- Bradykinesia. This term refers to the Parkinson’s characteristic of extremely slow movements.
Parkinson’s symptoms usually begin mildly but increase in severity. They will become so severe as to impede one’s daily life. Treatment is often urged at this point.
Life After Developing Parkinson’s Disease
Parkinson’s is a lifelong, progressive condition. Unfortunately, it becomes more severe as time passes.
When the condition first begins, the symptoms may only occur on one side of the body or in one area. In the beginning, treatment may not be required. However, as the disease worsens, the following symptoms will likely be experienced.
- Increased incidence of falling and impaired balance
- Impaired hand writing
- Problems sleeping and staying asleep
- Problems controlling the bladder
- Appearance of symptoms on side of body previously free of symptoms
- More severe tremors that can impede day to day life and activities

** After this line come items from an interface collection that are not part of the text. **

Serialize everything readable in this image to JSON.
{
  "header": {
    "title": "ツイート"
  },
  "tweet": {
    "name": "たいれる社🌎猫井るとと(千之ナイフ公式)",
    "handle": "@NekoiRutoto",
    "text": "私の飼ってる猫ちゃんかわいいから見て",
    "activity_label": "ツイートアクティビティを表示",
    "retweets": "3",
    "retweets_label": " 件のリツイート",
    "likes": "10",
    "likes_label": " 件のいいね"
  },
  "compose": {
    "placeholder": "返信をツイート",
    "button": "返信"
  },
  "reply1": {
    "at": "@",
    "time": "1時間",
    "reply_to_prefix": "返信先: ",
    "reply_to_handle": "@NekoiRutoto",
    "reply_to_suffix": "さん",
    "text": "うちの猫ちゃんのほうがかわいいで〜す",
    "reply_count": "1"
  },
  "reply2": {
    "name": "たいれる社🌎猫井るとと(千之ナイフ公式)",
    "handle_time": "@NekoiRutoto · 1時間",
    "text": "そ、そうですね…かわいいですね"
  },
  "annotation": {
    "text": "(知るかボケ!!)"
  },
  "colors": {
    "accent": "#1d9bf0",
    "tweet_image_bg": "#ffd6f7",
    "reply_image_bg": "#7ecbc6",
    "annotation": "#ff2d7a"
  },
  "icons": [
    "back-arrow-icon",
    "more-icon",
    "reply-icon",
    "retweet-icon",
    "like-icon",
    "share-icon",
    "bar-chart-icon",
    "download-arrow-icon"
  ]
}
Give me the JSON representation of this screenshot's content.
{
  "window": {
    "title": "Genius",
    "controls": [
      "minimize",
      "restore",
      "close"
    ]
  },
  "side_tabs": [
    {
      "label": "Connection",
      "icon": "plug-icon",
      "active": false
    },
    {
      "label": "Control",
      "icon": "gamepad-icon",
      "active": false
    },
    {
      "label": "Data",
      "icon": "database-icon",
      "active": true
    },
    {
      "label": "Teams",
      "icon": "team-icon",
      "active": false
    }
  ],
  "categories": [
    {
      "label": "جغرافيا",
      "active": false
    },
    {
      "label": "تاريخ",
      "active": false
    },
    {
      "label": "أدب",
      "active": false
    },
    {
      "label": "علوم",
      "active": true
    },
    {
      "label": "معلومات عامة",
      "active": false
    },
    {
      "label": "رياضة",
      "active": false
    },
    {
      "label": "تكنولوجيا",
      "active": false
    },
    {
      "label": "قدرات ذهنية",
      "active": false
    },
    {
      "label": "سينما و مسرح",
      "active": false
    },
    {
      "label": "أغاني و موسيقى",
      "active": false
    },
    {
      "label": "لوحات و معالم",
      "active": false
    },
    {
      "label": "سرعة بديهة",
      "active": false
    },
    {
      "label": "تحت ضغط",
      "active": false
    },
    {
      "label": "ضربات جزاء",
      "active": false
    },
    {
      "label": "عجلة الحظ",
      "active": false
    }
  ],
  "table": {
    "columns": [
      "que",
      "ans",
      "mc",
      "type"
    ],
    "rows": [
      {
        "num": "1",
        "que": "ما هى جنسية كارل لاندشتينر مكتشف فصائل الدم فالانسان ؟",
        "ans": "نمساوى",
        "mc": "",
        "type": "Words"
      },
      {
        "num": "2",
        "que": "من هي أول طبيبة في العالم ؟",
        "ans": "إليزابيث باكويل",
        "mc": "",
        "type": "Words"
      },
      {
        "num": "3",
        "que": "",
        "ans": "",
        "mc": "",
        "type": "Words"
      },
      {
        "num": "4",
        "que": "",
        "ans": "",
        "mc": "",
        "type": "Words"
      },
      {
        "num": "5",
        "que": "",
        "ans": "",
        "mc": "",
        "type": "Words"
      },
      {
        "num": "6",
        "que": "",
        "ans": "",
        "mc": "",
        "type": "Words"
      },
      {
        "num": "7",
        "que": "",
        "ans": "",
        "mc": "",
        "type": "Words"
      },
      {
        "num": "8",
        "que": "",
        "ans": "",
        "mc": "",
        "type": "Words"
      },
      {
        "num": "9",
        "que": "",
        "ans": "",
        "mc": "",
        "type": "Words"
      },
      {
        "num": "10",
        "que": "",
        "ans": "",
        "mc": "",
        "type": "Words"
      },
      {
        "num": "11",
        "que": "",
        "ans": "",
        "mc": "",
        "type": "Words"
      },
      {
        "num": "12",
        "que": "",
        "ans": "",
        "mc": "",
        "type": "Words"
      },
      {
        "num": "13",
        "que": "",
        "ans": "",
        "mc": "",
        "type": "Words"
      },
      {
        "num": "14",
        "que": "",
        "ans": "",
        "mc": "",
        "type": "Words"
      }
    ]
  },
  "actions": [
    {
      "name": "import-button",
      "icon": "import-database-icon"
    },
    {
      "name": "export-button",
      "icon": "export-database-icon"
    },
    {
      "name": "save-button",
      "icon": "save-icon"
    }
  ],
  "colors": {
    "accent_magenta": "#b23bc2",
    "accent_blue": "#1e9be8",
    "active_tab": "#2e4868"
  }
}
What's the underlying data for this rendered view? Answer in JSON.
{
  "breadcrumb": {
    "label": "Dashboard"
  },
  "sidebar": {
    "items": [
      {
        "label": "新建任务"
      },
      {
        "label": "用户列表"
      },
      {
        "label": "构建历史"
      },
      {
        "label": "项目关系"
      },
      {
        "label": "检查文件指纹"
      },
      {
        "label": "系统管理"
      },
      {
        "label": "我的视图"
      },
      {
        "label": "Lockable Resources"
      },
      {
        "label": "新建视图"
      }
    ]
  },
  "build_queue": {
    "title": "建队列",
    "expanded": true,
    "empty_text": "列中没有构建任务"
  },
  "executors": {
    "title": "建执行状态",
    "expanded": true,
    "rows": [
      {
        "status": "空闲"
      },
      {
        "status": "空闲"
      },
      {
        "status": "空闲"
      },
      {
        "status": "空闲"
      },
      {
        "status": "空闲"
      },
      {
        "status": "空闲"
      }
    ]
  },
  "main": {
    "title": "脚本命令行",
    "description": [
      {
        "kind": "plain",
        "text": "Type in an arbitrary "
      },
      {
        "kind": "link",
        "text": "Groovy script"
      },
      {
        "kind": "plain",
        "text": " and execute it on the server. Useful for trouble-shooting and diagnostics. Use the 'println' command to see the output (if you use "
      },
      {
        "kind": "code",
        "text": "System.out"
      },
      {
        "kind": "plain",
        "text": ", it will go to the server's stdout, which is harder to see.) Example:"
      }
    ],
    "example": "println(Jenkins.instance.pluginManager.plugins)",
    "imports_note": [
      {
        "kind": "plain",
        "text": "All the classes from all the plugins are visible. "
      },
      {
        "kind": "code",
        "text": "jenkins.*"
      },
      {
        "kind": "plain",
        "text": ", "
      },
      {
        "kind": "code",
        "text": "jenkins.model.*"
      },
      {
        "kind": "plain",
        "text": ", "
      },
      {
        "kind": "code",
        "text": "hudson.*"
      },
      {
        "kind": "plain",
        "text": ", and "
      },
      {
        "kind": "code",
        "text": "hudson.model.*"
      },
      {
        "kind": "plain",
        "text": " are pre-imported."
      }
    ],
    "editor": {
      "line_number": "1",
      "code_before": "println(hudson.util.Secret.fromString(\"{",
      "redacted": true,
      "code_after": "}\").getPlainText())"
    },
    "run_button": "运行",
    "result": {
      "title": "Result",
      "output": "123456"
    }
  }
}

- Slow movement (bradykinesia) becomes more extreme, thus seriously appearing one’s ability to function
- Swallowing and chewing become difficult
- Monotone speech
- Walking (gait) becomes shuffling and slow
- Posture becomes stooped
- Constipation becomes more frequent
- Facial expressions become stifled, appearing blank
The rate of progressions of the disease is unique to the individual. It is usually gradual, but can be more rapid. Depression and anxiety can be caused by stress caused by the disease.
While Parkinson’s disease does not yet have a cure, treatments are available to address symptoms and slow down the disease’s progression. It is crucial for the patient to keep close and continual contact with his or her doctors, and to consult with them regularly. Symptoms require monitoring, and medications usually require regular adjustment.